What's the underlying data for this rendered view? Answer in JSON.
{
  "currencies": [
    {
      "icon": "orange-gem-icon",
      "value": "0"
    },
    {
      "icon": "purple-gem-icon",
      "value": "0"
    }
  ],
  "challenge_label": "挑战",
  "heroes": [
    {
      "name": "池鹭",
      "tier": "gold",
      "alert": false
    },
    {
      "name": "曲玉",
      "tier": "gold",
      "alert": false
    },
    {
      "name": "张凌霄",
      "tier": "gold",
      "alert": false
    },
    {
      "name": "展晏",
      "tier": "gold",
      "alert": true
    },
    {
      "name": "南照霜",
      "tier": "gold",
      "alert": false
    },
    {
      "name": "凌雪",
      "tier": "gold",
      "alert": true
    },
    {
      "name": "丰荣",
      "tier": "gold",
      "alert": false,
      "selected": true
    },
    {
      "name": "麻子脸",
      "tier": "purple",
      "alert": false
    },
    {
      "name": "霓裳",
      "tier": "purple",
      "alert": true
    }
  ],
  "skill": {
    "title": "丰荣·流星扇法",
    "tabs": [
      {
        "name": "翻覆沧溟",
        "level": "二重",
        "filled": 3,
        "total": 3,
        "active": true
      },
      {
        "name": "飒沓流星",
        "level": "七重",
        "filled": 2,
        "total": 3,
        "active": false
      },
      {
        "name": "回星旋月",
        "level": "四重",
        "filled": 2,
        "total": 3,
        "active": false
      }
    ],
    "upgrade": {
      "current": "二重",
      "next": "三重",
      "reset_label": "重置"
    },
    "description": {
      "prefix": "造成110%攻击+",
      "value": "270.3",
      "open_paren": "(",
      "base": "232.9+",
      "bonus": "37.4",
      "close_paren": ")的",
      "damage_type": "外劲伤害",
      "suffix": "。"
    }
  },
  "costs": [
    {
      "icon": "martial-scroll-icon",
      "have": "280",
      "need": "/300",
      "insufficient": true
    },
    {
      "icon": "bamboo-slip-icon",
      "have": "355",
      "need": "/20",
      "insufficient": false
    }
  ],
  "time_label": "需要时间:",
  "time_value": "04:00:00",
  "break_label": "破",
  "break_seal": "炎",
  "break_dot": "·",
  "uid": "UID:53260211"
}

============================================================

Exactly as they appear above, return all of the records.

■ **Written response**:
What's the underlying data for this rendered view? Answer in JSON.
{
  "currencies": [
    {
      "icon": "orange-gem-icon",
      "value": "0"
    },
    {
      "icon": "purple-gem-icon",
      "value": "0"
    }
  ],
  "challenge_label": "挑战",
  "heroes": [
    {
      "name": "池鹭",
      "tier": "gold",
      "alert": false
    },
    {
      "name": "曲玉",
      "tier": "gold",
      "alert": false
    },
    {
      "name": "张凌霄",
      "tier": "gold",
      "alert": false
    },
    {
      "name": "展晏",
      "tier": "gold",
      "alert": true
    },
    {
      "name": "南照霜",
      "tier": "gold",
      "alert": false
    },
    {
      "name": "凌雪",
      "tier": "gold",
      "alert": true
    },
    {
      "name": "丰荣",
      "tier": "gold",
      "alert": false,
      "selected": true
    },
    {
      "name": "麻子脸",
      "tier": "purple",
      "alert": false
    },
    {
      "name": "霓裳",
      "tier": "purple",
      "alert": true
    }
  ],
  "skill": {
    "title": "丰荣·流星扇法",
    "tabs": [
      {
        "name": "翻覆沧溟",
        "level": "二重",
        "filled": 3,
        "total": 3,
        "active": true
      },
      {
        "name": "飒沓流星",
        "level": "七重",
        "filled": 2,
        "total": 3,
        "active": false
      },
      {
        "name": "回星旋月",
        "level": "四重",
        "filled": 2,
        "total": 3,
        "active": false
      }
    ],
    "upgrade": {
      "current": "二重",
      "next": "三重",
      "reset_label": "重置"
    },
    "description": {
      "prefix": "造成110%攻击+",
      "value": "270.3",
      "open_paren": "(",
      "base": "232.9+",
      "bonus": "37.4",
      "close_paren": ")的",
      "damage_type": "外劲伤害",
      "suffix": "。"
    }
  },
  "costs": [
    {
      "icon": "martial-scroll-icon",
      "have": "280",
      "need": "/300",
      "insufficient": true
    },
    {
      "icon": "bamboo-slip-icon",
      "have": "355",
      "need": "/20",
      "insufficient": false
    }
  ],
  "time_label": "需要时间:",
  "time_value": "04:00:00",
  "break_label": "破",
  "break_seal": "炎",
  "break_dot": "·",
  "uid": "UID:53260211"
}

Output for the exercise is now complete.